▸ Problem requirements
Restate the entries below exactly, and keep all images out of the answer.

▸ App and web page records
*** Begin section ***

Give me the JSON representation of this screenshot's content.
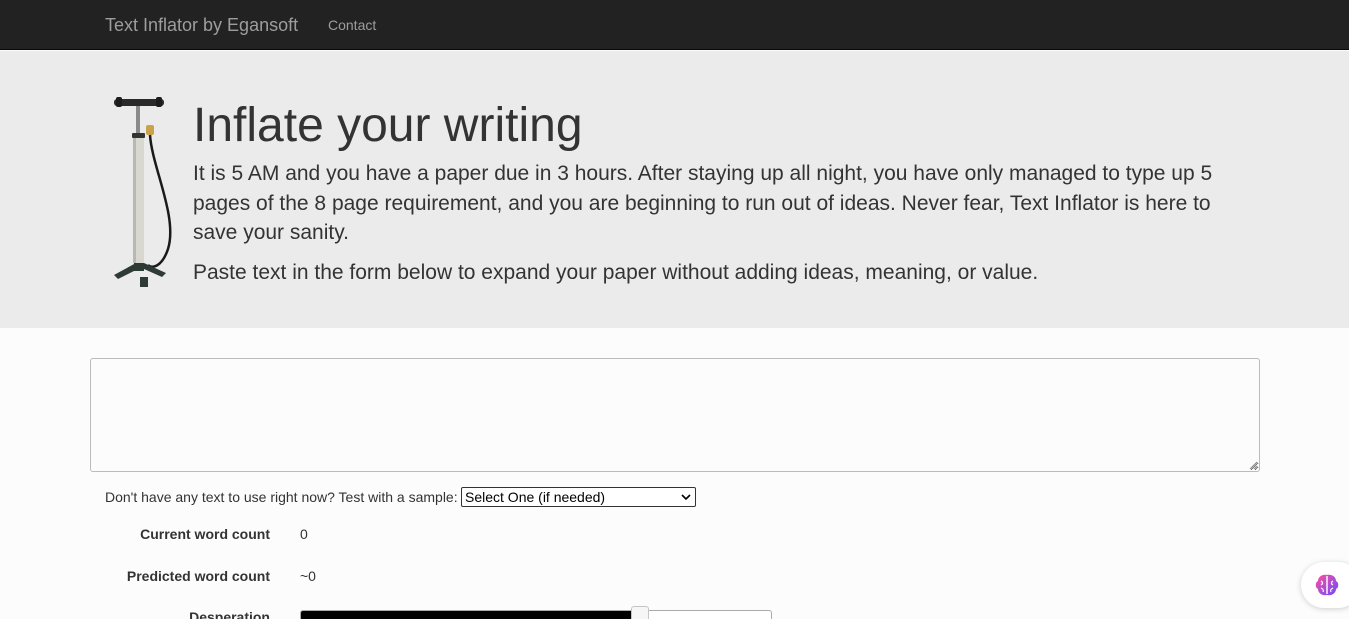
{
  "navbar": {
    "brand": "Text Inflator by Egansoft",
    "links": [
      {
        "label": "Contact"
      }
    ]
  },
  "hero": {
    "image_icon": "bicycle-pump-icon",
    "title": "Inflate your writing",
    "paragraph1": "It is 5 AM and you have a paper due in 3 hours. After staying up all night, you have only managed to type up 5 pages of the 8 page requirement, and you are beginning to run out of ideas. Never fear, Text Inflator is here to save your sanity.",
    "paragraph2": "Paste text in the form below to expand your paper without adding ideas, meaning, or value."
  },
  "form": {
    "textarea_value": "",
    "sample_label": "Don't have any text to use right now? Test with a sample:",
    "sample_selected": "Select One (if needed)"
  },
  "stats": {
    "current_label": "Current word count",
    "current_value": "0",
    "predicted_label": "Predicted word count",
    "predicted_value": "~0",
    "desperation_label": "Desperation",
    "desperation_level": 0.72
  },
  "colors": {
    "navbar_bg": "#222222",
    "navbar_text": "#9d9d9d",
    "hero_bg": "#ebebeb",
    "slider_fill": "#000000"
  },
  "extension_icon": "brain-icon"
}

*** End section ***

▸ Output of the task
Give me the JSON representation of this screenshot's content.
{
  "navbar": {
    "brand": "Text Inflator by Egansoft",
    "links": [
      {
        "label": "Contact"
      }
    ]
  },
  "hero": {
    "image_icon": "bicycle-pump-icon",
    "title": "Inflate your writing",
    "paragraph1": "It is 5 AM and you have a paper due in 3 hours. After staying up all night, you have only managed to type up 5 pages of the 8 page requirement, and you are beginning to run out of ideas. Never fear, Text Inflator is here to save your sanity.",
    "paragraph2": "Paste text in the form below to expand your paper without adding ideas, meaning, or value."
  },
  "form": {
    "textarea_value": "",
    "sample_label": "Don't have any text to use right now? Test with a sample:",
    "sample_selected": "Select One (if needed)"
  },
  "stats": {
    "current_label": "Current word count",
    "current_value": "0",
    "predicted_label": "Predicted word count",
    "predicted_value": "~0",
    "desperation_label": "Desperation",
    "desperation_level": 0.72
  },
  "colors": {
    "navbar_bg": "#222222",
    "navbar_text": "#9d9d9d",
    "hero_bg": "#ebebeb",
    "slider_fill": "#000000"
  },
  "extension_icon": "brain-icon"
}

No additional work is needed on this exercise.